Aim of the task: Output each record verbatim, with pictures left out.

** Data for analysis follows **

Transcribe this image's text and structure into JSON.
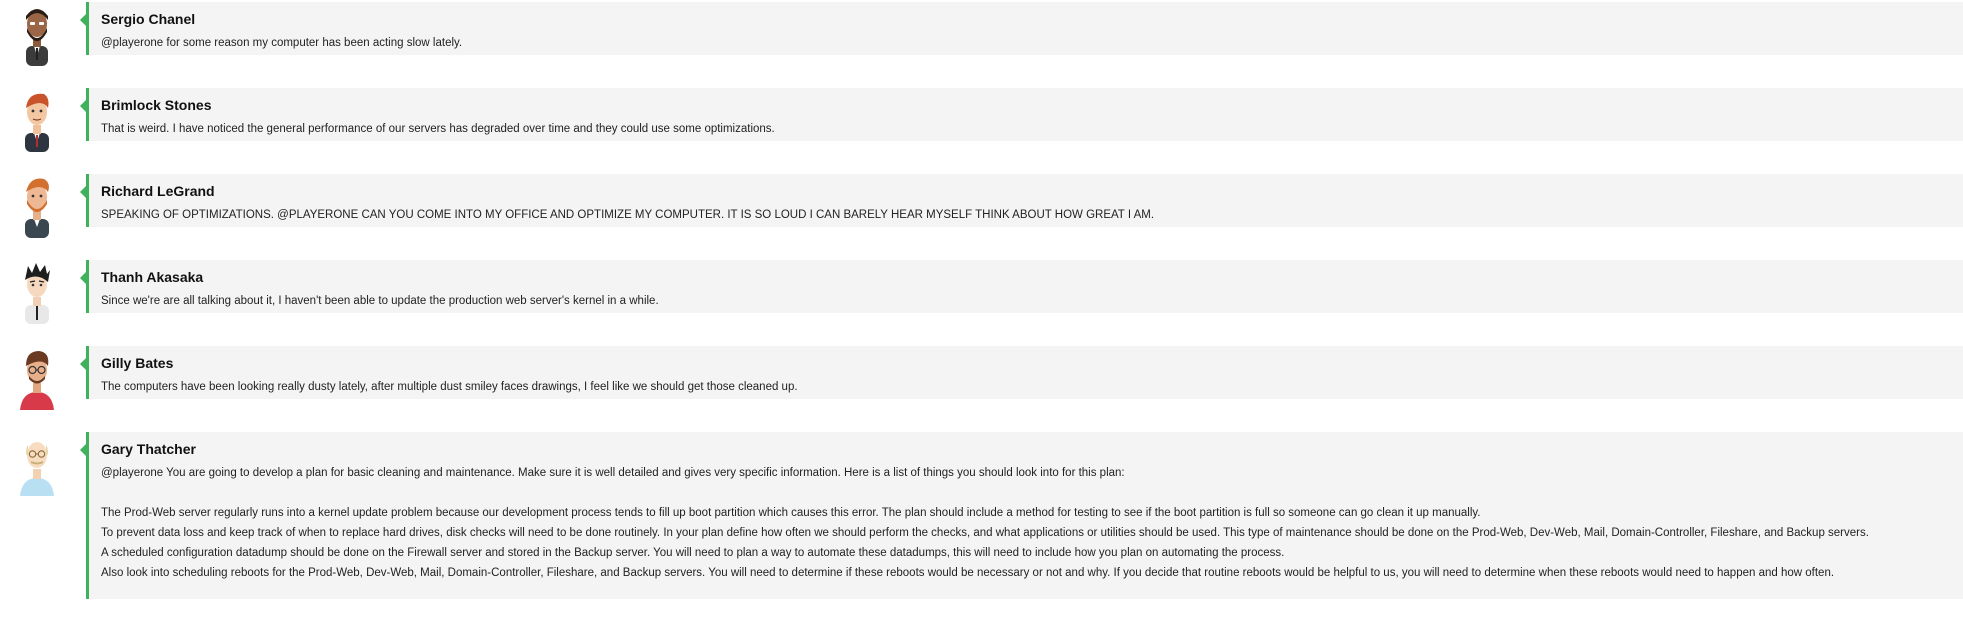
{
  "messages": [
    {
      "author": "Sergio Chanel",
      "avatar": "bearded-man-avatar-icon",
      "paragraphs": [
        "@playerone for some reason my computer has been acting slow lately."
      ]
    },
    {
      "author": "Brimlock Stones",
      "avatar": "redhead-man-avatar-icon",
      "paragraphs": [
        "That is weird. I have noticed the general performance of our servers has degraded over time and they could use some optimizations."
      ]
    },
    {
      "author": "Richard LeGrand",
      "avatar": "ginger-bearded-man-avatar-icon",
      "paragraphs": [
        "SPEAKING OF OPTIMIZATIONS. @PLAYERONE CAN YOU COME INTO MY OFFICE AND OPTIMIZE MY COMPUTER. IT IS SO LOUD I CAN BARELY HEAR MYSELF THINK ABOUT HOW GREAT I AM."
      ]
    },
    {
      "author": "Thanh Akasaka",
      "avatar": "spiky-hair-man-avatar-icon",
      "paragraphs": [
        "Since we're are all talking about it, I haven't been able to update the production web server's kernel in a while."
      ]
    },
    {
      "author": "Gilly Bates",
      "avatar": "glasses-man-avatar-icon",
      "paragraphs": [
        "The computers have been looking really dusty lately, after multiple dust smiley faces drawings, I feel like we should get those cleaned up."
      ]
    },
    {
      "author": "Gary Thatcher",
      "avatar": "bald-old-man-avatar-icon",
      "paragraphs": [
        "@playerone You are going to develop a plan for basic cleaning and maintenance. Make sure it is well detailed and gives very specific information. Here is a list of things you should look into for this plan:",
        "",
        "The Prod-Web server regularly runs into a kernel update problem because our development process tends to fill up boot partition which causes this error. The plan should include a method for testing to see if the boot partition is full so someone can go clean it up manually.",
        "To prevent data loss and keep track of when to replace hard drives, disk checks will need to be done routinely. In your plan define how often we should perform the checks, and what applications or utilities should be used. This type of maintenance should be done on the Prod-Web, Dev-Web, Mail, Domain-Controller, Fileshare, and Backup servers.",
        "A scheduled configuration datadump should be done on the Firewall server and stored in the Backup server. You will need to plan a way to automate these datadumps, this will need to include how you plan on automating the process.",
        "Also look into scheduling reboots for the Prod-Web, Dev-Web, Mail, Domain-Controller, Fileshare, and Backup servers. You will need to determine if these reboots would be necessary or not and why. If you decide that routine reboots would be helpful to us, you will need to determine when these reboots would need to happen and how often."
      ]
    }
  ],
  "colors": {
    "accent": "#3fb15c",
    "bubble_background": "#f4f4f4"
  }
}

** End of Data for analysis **

Exercise result:
Transcribe this image's text and structure into JSON.
{
  "messages": [
    {
      "author": "Sergio Chanel",
      "avatar": "bearded-man-avatar-icon",
      "paragraphs": [
        "@playerone for some reason my computer has been acting slow lately."
      ]
    },
    {
      "author": "Brimlock Stones",
      "avatar": "redhead-man-avatar-icon",
      "paragraphs": [
        "That is weird. I have noticed the general performance of our servers has degraded over time and they could use some optimizations."
      ]
    },
    {
      "author": "Richard LeGrand",
      "avatar": "ginger-bearded-man-avatar-icon",
      "paragraphs": [
        "SPEAKING OF OPTIMIZATIONS. @PLAYERONE CAN YOU COME INTO MY OFFICE AND OPTIMIZE MY COMPUTER. IT IS SO LOUD I CAN BARELY HEAR MYSELF THINK ABOUT HOW GREAT I AM."
      ]
    },
    {
      "author": "Thanh Akasaka",
      "avatar": "spiky-hair-man-avatar-icon",
      "paragraphs": [
        "Since we're are all talking about it, I haven't been able to update the production web server's kernel in a while."
      ]
    },
    {
      "author": "Gilly Bates",
      "avatar": "glasses-man-avatar-icon",
      "paragraphs": [
        "The computers have been looking really dusty lately, after multiple dust smiley faces drawings, I feel like we should get those cleaned up."
      ]
    },
    {
      "author": "Gary Thatcher",
      "avatar": "bald-old-man-avatar-icon",
      "paragraphs": [
        "@playerone You are going to develop a plan for basic cleaning and maintenance. Make sure it is well detailed and gives very specific information. Here is a list of things you should look into for this plan:",
        "",
        "The Prod-Web server regularly runs into a kernel update problem because our development process tends to fill up boot partition which causes this error. The plan should include a method for testing to see if the boot partition is full so someone can go clean it up manually.",
        "To prevent data loss and keep track of when to replace hard drives, disk checks will need to be done routinely. In your plan define how often we should perform the checks, and what applications or utilities should be used. This type of maintenance should be done on the Prod-Web, Dev-Web, Mail, Domain-Controller, Fileshare, and Backup servers.",
        "A scheduled configuration datadump should be done on the Firewall server and stored in the Backup server. You will need to plan a way to automate these datadumps, this will need to include how you plan on automating the process.",
        "Also look into scheduling reboots for the Prod-Web, Dev-Web, Mail, Domain-Controller, Fileshare, and Backup servers. You will need to determine if these reboots would be necessary or not and why. If you decide that routine reboots would be helpful to us, you will need to determine when these reboots would need to happen and how often."
      ]
    }
  ],
  "colors": {
    "accent": "#3fb15c",
    "bubble_background": "#f4f4f4"
  }
}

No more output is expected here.